## Task
Leaving out every picture, output the records below exactly as they are.

## Given information
________

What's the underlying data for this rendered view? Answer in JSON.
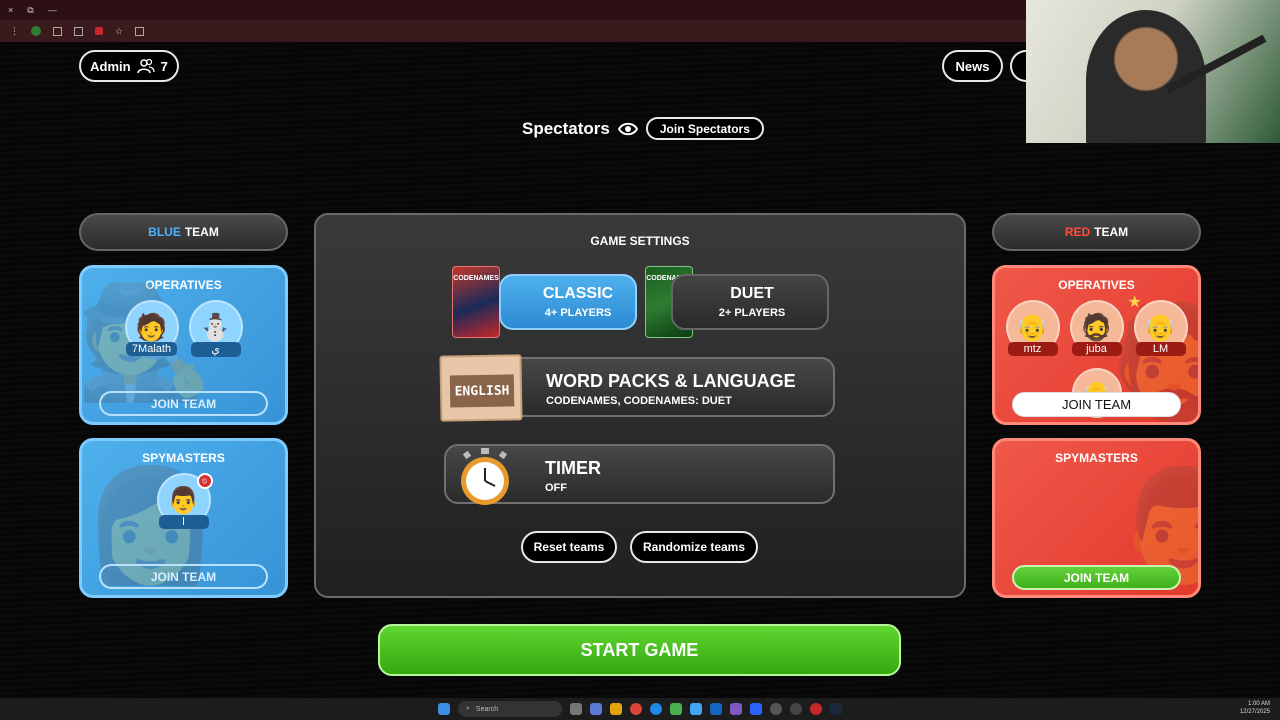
{
  "browser": {
    "close_glyph": "×",
    "restore_glyph": "⧉",
    "minimize_glyph": "—"
  },
  "header": {
    "admin_label": "Admin",
    "player_count": "7",
    "news_label": "News"
  },
  "spectators": {
    "title": "Spectators",
    "join_label": "Join Spectators"
  },
  "blue_team": {
    "header_color_word": "BLUE",
    "header_word": "TEAM",
    "operatives_title": "OPERATIVES",
    "operatives": [
      {
        "name": "7Malath",
        "face": "🧑"
      },
      {
        "name": "ي",
        "face": "⛄"
      }
    ],
    "operatives_join": "JOIN TEAM",
    "spymasters_title": "SPYMASTERS",
    "spymasters": [
      {
        "name": "l",
        "face": "👨"
      }
    ],
    "spymasters_join": "JOIN TEAM"
  },
  "red_team": {
    "header_color_word": "RED",
    "header_word": "TEAM",
    "operatives_title": "OPERATIVES",
    "operatives": [
      {
        "name": "mtz",
        "face": "👴"
      },
      {
        "name": "juba",
        "face": "🧔"
      },
      {
        "name": "LM",
        "face": "👴"
      }
    ],
    "operatives_join": "JOIN TEAM",
    "spymasters_title": "SPYMASTERS",
    "spymasters_join": "JOIN TEAM"
  },
  "settings": {
    "title": "GAME SETTINGS",
    "classic": {
      "label": "CLASSIC",
      "sub": "4+ PLAYERS",
      "art_text": "CODENAMES"
    },
    "duet": {
      "label": "DUET",
      "sub": "2+ PLAYERS",
      "art_text": "CODENAMES"
    },
    "packs": {
      "label": "WORD PACKS & LANGUAGE",
      "sub": "CODENAMES, CODENAMES: DUET",
      "card_text": "ENGLISH"
    },
    "timer": {
      "label": "TIMER",
      "sub": "OFF"
    },
    "reset_label": "Reset teams",
    "randomize_label": "Randomize teams"
  },
  "start_label": "START GAME",
  "taskbar": {
    "search_label": "Search",
    "time": "1:00 AM",
    "date": "12/27/2025"
  },
  "colors": {
    "blue_accent": "#4fb3ff",
    "red_accent": "#ff4d3d",
    "start_green": "#4cc322"
  }
}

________

## Result below
What's the underlying data for this rendered view? Answer in JSON.
{
  "browser": {
    "close_glyph": "×",
    "restore_glyph": "⧉",
    "minimize_glyph": "—"
  },
  "header": {
    "admin_label": "Admin",
    "player_count": "7",
    "news_label": "News"
  },
  "spectators": {
    "title": "Spectators",
    "join_label": "Join Spectators"
  },
  "blue_team": {
    "header_color_word": "BLUE",
    "header_word": "TEAM",
    "operatives_title": "OPERATIVES",
    "operatives": [
      {
        "name": "7Malath",
        "face": "🧑"
      },
      {
        "name": "ي",
        "face": "⛄"
      }
    ],
    "operatives_join": "JOIN TEAM",
    "spymasters_title": "SPYMASTERS",
    "spymasters": [
      {
        "name": "l",
        "face": "👨"
      }
    ],
    "spymasters_join": "JOIN TEAM"
  },
  "red_team": {
    "header_color_word": "RED",
    "header_word": "TEAM",
    "operatives_title": "OPERATIVES",
    "operatives": [
      {
        "name": "mtz",
        "face": "👴"
      },
      {
        "name": "juba",
        "face": "🧔"
      },
      {
        "name": "LM",
        "face": "👴"
      }
    ],
    "operatives_join": "JOIN TEAM",
    "spymasters_title": "SPYMASTERS",
    "spymasters_join": "JOIN TEAM"
  },
  "settings": {
    "title": "GAME SETTINGS",
    "classic": {
      "label": "CLASSIC",
      "sub": "4+ PLAYERS",
      "art_text": "CODENAMES"
    },
    "duet": {
      "label": "DUET",
      "sub": "2+ PLAYERS",
      "art_text": "CODENAMES"
    },
    "packs": {
      "label": "WORD PACKS & LANGUAGE",
      "sub": "CODENAMES, CODENAMES: DUET",
      "card_text": "ENGLISH"
    },
    "timer": {
      "label": "TIMER",
      "sub": "OFF"
    },
    "reset_label": "Reset teams",
    "randomize_label": "Randomize teams"
  },
  "start_label": "START GAME",
  "taskbar": {
    "search_label": "Search",
    "time": "1:00 AM",
    "date": "12/27/2025"
  },
  "colors": {
    "blue_accent": "#4fb3ff",
    "red_accent": "#ff4d3d",
    "start_green": "#4cc322"
  }
}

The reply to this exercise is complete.